** What needs to be done **
Search the entries below for "Support", and copy each line where it appears.

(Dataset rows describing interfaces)
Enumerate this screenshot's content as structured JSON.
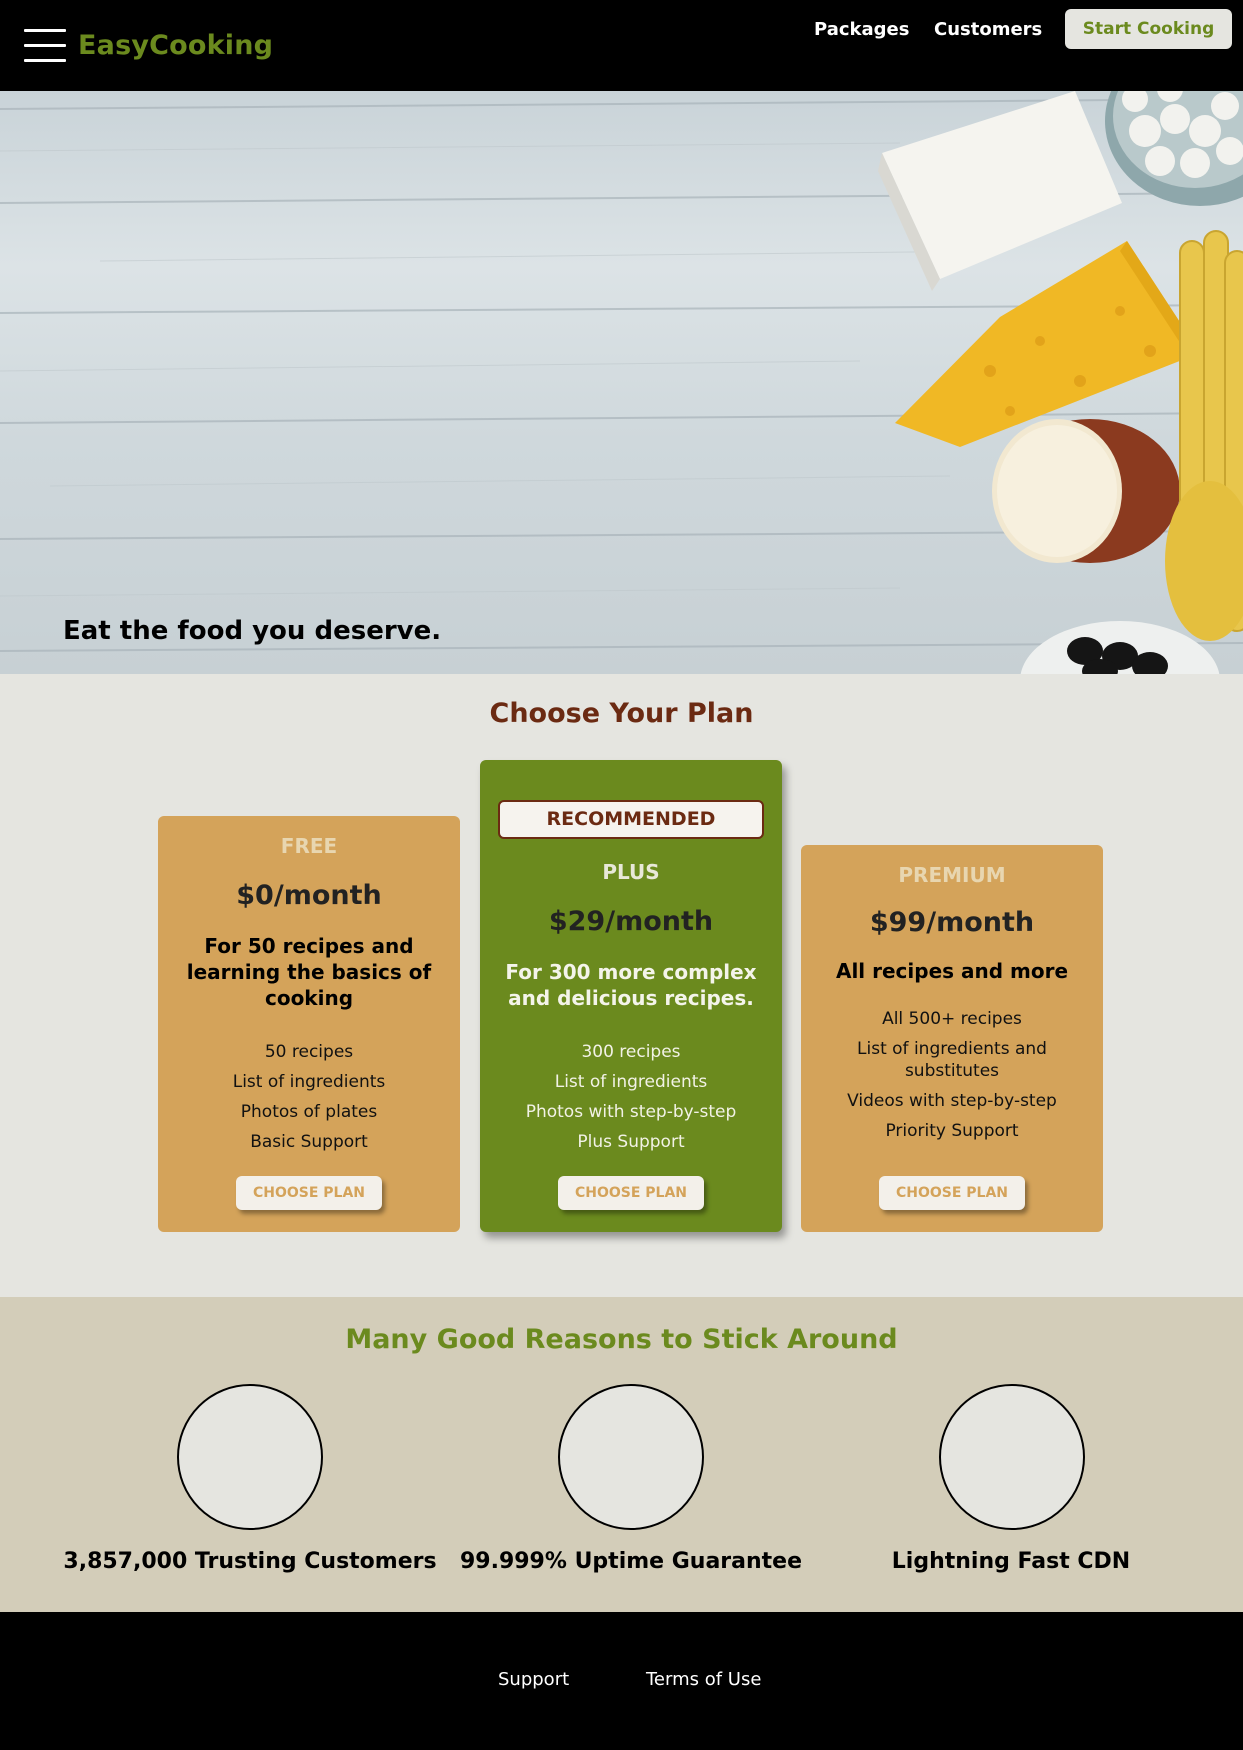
{
  "header": {
    "logo": "EasyCooking",
    "menu_icon": "hamburger-menu-icon",
    "nav": [
      {
        "label": "Packages"
      },
      {
        "label": "Customers"
      }
    ],
    "cta_label": "Start Cooking"
  },
  "hero": {
    "tagline": "Eat the food you deserve."
  },
  "pricing": {
    "title": "Choose Your Plan",
    "plans": [
      {
        "tier": "FREE",
        "price": "$0/month",
        "description": "For 50 recipes and learning the basics of cooking",
        "features": [
          "50 recipes",
          "List of ingredients",
          "Photos of plates",
          "Basic Support"
        ],
        "button": "CHOOSE PLAN"
      },
      {
        "badge": "RECOMMENDED",
        "tier": "PLUS",
        "price": "$29/month",
        "description": "For 300 more complex and delicious recipes.",
        "features": [
          "300 recipes",
          "List of ingredients",
          "Photos with step-by-step",
          "Plus Support"
        ],
        "button": "CHOOSE PLAN"
      },
      {
        "tier": "PREMIUM",
        "price": "$99/month",
        "description": "All recipes and more",
        "features": [
          "All 500+ recipes",
          "List of ingredients and substitutes",
          "Videos with step-by-step",
          "Priority Support"
        ],
        "button": "CHOOSE PLAN"
      }
    ]
  },
  "reasons": {
    "title": "Many Good Reasons to Stick Around",
    "items": [
      {
        "label": "3,857,000 Trusting Customers"
      },
      {
        "label": "99.999% Uptime Guarantee"
      },
      {
        "label": "Lightning Fast CDN"
      }
    ]
  },
  "footer": {
    "links": [
      {
        "label": "Support"
      },
      {
        "label": "Terms of Use"
      }
    ]
  },
  "colors": {
    "brand_green": "#6b8a1e",
    "accent_orange": "#d4a35a",
    "title_brown": "#6b2a12"
  }
}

** Task solution **
          "Basic Support"
          "Plus Support"
          "Priority Support"
        "label": "Support"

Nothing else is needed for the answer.